A lack of research focusing on rural elderly persons with depression perpetuates current underdetection, under-diagnosis, and undertreatment of this population. The objectives of this study were to identify prevalence and demographic characteristics of major, minor, and no depression within a sample of rural elderly (age 65-85) Americans. Wave 1 data of the National Social Life, Health, and Aging Project (NSHAP) was used, including an exclusive rural indicator coded in 2013. This study used the 10-item Center for Epidemiologic Studies Depression Scale (CES-D) to categorize elderly persons living in the rural setting into groups according to severity of depressive symptomatology. Depending on distribution and type of data, ANOVA or chi-square tests were used.
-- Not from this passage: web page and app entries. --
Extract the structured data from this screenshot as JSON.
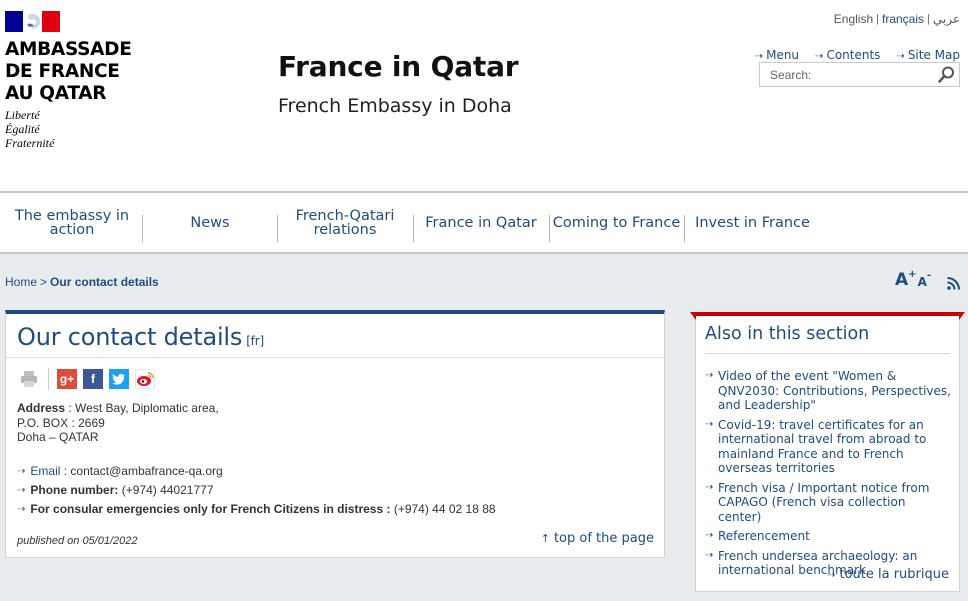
{
  "colors": {
    "brand_blue": "#1f4c80",
    "flag_blue": "#000091",
    "flag_red": "#e1000f",
    "aside_accent": "#cc0000"
  },
  "logo": {
    "name_line1": "AMBASSADE",
    "name_line2": "DE FRANCE",
    "name_line3": "AU QATAR",
    "motto1": "Liberté",
    "motto2": "Égalité",
    "motto3": "Fraternité"
  },
  "site": {
    "title": "France in Qatar",
    "subtitle": "French Embassy in Doha"
  },
  "languages": [
    {
      "label": "English"
    },
    {
      "label": "français"
    },
    {
      "label": "عربي"
    }
  ],
  "tools": {
    "menu": "Menu",
    "contents": "Contents",
    "sitemap": "Site Map"
  },
  "search": {
    "placeholder": "Search:",
    "icon": "search-icon"
  },
  "nav": [
    {
      "label": "The embassy in action"
    },
    {
      "label": "News"
    },
    {
      "label": "French-Qatari relations"
    },
    {
      "label": "France in Qatar"
    },
    {
      "label": "Coming to France"
    },
    {
      "label": "Invest in France"
    }
  ],
  "breadcrumb": {
    "home": "Home",
    "separator": ">",
    "current": "Our contact details"
  },
  "font_controls": {
    "increase": "A",
    "increase_sign": "+",
    "decrease": "A",
    "decrease_sign": "-"
  },
  "main": {
    "title": "Our contact details",
    "lang_tag": "[fr]",
    "share_icons": [
      "print-icon",
      "google-plus-icon",
      "facebook-icon",
      "twitter-icon",
      "weibo-icon"
    ],
    "address_label": "Address",
    "address_line1": "West Bay, Diplomatic area,",
    "address_line2": "P.O. BOX : 2669",
    "address_line3": "Doha – QATAR",
    "email_label": "Email",
    "email_value": "contact@ambafrance-qa.org",
    "phone_label": "Phone number:",
    "phone_value": "(+974) 44021777",
    "emergency_label": "For consular emergencies only for French Citizens in distress :",
    "emergency_value": "(+974) 44 02 18 88",
    "published": "published on 05/01/2022",
    "top_link": "top of the page"
  },
  "aside": {
    "title": "Also in this section",
    "items": [
      {
        "label": "Video of the event \"Women & QNV2030: Contributions, Perspectives, and Leadership\""
      },
      {
        "label": "Covid-19: travel certificates for an international travel from abroad to mainland France and to French overseas territories"
      },
      {
        "label": "French visa / Important notice from CAPAGO (French visa collection center)"
      },
      {
        "label": "Referencement"
      },
      {
        "label": "French undersea archaeology: an international benchmark"
      }
    ],
    "more": "toute la rubrique"
  }
}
Prevalence of major and minor depression was found to be higher for both major and minor depression groups than previous research suggested. Data revealed significant associations between depression and demographic characteristics. This study recommends better integration of health care systems, increased monitoring of assessment and outcome data of rural elderly who present to primary and mental health care, aggressive outreach into rural communities, attention to rural stereotypes, and further research on rural elderly depression.
|Keywords:||Geropsychology, Major Depression, Minor Depression, Rural Mental Health, NSHAP, CES-D, Prevalence|
The International Journal of Health, Wellness and Society, Volume 6, Issue 1, March 2016, pp.75-88. Article: Print (Spiral Bound). Published Online: January 31, 2016 (Article: Electronic (PDF File; 591.035KB)).
Doctor of Psychology Candidate, Clinical Psychology, Minnesota School of Professional Psychology, Eagan, MN, USA